> **Assignment**
In which lines of the data does the string "illustration" appear? Copy every one.

> **Material provided**
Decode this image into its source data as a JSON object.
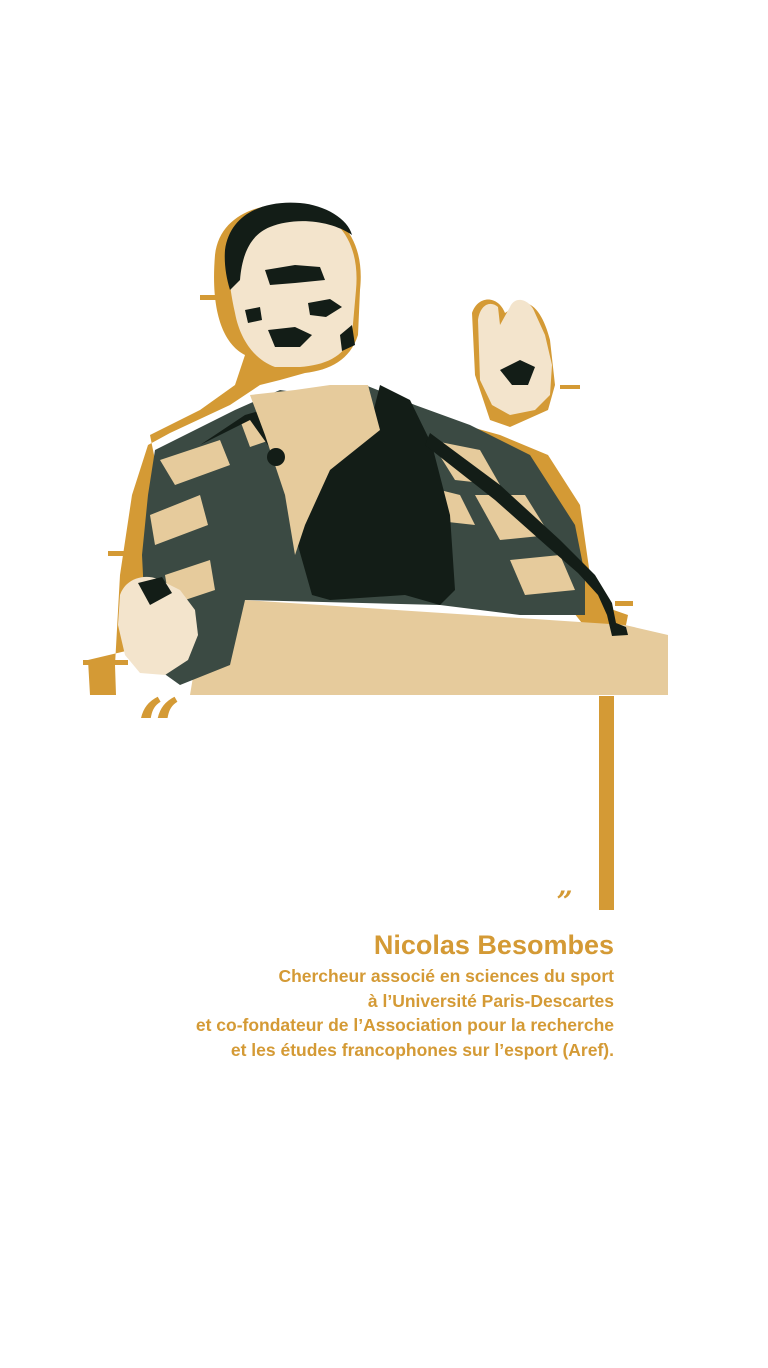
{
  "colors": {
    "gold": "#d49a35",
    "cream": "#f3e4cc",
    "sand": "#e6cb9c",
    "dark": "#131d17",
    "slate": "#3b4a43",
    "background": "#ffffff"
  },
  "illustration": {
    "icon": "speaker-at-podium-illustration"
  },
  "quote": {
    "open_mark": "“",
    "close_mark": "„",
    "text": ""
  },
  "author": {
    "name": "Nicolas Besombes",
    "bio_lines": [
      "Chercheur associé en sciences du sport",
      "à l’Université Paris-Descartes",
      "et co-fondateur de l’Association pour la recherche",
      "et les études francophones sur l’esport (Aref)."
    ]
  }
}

> **Reply**
  "illustration": {
    "icon": "speaker-at-podium-illustration"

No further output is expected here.